making. That said, we are excited that there are some potential
project ideas on the horizon! It is now time to put all of the
foundational tools that have been collaboratively put into place
over the years (via countless volunteer hours) to good use. If you
would like to be part of this worthwhile endeavor, whether to serve
on the board, or volunteer time, or make a monetary donation, please
send your letter of interest to: SVRDC, PO Box 183, Pittsfield, NH,
03263. All donations are tax exempt.
The May meeting of the Dorcas Guild of the
First Congregational Church, Pittsfield, began with a call to order
and welcome by President Mary Jo Powelson. For devotions, Mary Jo
began with a reading entitled, “Faith Muscle” from Words of Jesus
for Women, a daily devotional. All joined in “The Lord’s Prayer.”
Diane Vaughan read correspondence and sent
around cards for signing. Both the secretary’s report and
treasurer’s report were accepted as read.
The food basket brought by Bev Murdough
went to Audrey Moore. The mystery package brought by Elaine Coffey
was won by Kathy Bergeron. Both items are suspended until September.
Our continuing 2016 project is twin-sized
spreads, blankets, adult hats and mittens for the VA. These can be
purchased or made; gently used items are OK.
Our June Banquet will be held June 14 at 6
p.m. at Main Street Grill in Pittsfield. Selections are beef,
chicken or fish; cost is $20 -- see Bev Murdough.
Church and parsonage repairs were
discussed. A motion was made and passed to donate to the Building
Fund for repairs.
Next discussed was the church’s Patriotic
Concert occurring June 10, 7 p.m. The group willingly lent it
support in the form of cookies and servers.
Mary Jo inquired whether the group wanted
to continue having the minutes presented in paper form on the
reverse of the agenda or read by the secretary. She also asked about
the 6:30 time for the meeting. The group liked the current
arrangement for both.
Delicious refreshments were shared by all
as the group enjoyed the “White Elephant in a Brown Bag” event. Next
meeting is our banquet at the Main Street Grill, Pittsfield at 6
p.m. Workgroup continues Wednesdays 10-2.
VA Announces Partnership With Non-Profit
VA and Leanin.org Partnership Seeks to
Empower Women Veterans
Submitted Via Merrill Vaughan

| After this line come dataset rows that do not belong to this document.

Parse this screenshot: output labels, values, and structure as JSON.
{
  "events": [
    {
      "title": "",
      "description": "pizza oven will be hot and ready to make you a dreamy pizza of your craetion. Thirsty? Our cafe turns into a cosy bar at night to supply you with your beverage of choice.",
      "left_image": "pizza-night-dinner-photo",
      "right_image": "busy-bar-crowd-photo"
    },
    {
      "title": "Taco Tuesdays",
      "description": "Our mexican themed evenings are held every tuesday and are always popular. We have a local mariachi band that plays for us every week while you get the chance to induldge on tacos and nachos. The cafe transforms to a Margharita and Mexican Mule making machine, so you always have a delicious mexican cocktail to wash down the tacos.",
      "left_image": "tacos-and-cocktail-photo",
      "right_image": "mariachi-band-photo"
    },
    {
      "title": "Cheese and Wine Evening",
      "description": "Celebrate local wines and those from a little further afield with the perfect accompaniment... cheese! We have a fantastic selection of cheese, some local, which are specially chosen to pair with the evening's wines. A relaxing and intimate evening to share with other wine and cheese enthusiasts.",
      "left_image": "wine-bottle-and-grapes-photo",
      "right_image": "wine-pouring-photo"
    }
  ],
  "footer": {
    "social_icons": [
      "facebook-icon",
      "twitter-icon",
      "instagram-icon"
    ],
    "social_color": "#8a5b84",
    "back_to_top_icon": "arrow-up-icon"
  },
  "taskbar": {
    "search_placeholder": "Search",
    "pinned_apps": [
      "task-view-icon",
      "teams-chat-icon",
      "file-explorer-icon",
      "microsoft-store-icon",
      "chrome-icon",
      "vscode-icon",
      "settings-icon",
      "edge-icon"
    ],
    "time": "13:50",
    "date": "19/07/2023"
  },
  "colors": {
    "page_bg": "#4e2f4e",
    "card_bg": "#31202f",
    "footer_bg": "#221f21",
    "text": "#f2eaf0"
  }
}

The Department of Veterans Affairs’ (VA) Center for Women Veterans
today announced a partnership with LeanIn.Org, the nonprofit
organization founded by Facebook Chief Operating Officer, Sheryl

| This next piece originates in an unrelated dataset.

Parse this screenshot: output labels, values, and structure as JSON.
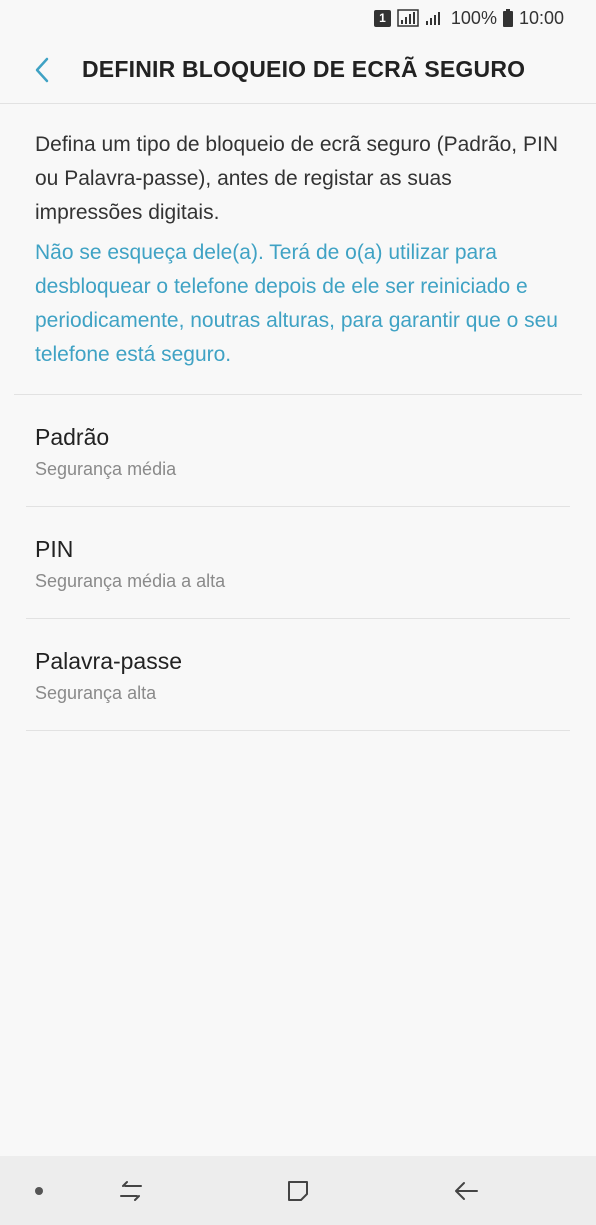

Sandberg, to empower women to achieve their ambitions. Building on
the successful launch of LeanIn.Org circles within the Department of
Defense, VA is following the same model to increase support to women

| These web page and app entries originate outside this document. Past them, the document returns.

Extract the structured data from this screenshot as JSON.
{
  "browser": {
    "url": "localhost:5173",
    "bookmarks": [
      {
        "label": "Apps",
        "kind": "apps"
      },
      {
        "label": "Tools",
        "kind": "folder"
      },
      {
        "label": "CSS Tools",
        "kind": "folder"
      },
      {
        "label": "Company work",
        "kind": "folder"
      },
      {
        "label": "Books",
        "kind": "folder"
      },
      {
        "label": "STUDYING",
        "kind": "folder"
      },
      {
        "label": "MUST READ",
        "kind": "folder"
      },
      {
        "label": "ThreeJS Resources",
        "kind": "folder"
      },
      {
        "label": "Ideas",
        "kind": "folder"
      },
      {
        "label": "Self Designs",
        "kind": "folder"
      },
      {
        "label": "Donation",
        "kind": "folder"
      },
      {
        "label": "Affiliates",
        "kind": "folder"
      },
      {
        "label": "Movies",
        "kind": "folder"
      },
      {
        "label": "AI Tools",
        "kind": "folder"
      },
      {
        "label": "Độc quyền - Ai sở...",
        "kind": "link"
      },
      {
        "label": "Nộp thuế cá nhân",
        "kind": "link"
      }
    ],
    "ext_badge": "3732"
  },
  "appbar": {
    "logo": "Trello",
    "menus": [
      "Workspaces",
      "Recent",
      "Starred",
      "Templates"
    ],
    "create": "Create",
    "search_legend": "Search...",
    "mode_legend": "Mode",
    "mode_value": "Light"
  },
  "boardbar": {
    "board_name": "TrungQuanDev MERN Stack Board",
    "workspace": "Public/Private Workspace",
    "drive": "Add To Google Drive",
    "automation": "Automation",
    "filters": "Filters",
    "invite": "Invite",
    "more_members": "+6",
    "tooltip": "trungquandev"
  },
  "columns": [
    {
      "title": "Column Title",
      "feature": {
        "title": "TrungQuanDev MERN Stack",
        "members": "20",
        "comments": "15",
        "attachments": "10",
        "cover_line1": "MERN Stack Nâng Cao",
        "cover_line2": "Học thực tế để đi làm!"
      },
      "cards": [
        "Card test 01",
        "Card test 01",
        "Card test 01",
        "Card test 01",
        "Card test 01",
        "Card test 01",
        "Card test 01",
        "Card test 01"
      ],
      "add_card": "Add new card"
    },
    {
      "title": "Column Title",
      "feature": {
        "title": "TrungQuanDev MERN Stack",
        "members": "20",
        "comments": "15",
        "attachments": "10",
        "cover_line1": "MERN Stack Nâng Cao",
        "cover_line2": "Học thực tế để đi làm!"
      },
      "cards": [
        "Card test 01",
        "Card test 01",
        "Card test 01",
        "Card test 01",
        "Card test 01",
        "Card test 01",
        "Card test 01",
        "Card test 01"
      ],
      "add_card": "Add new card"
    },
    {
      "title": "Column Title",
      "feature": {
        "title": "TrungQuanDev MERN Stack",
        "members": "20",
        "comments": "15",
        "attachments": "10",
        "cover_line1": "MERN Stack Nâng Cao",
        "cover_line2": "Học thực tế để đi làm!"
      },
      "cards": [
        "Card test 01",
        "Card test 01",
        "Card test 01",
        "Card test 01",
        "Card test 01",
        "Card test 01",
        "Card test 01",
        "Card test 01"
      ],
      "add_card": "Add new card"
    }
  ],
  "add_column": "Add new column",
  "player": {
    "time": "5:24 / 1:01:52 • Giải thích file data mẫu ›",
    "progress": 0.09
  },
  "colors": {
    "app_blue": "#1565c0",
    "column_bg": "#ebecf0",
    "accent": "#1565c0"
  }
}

The VA initiative is called the LeanIn.Org Women Veterans’ chapter.
The Women Veterans Chapter is comprised of two distinct pilot
programs: the Veteran-to-Veteran program, a virtual program, which
allows any woman Veteran to participate, no matter where she is
located; meetings will be moderated and attended by women Veterans
throughout the United States. The second is a face-to-face pilot
circle. The face-to-face program is created in partnership with the
existing LeanIn.Org chapter in Seattle, WA. This circle is an
innovative hybrid of women Veterans and non-military members
providing an environment for both to learn and share leadership
“We are thrilled to have LeanIn.Org as our
collaborative partner,” said Kayla M. Williams, Director of VA’s
Center for Women Veterans. “For many years, women Veterans have
expressed to us that they need to have a mechanism to engage with
their fellow women Veterans to make a difference in their community
and we believe this is the perfect match. VA is pleased to be a part
of these two pilot programs.”
“Women are the fastest growing population
of our nation’s Veterans and through this Circles program, these
women will have the peer support and community they need to reach
their goals,” said Ashley Finch, LeanIn.Org, Head of Partnerships.
“Leanin.Org is proud to be a part of this groundbreaking and
For more information about the LeanIn.org Women Veterans’ chapter,
visit LeanIn.Org/womenvets or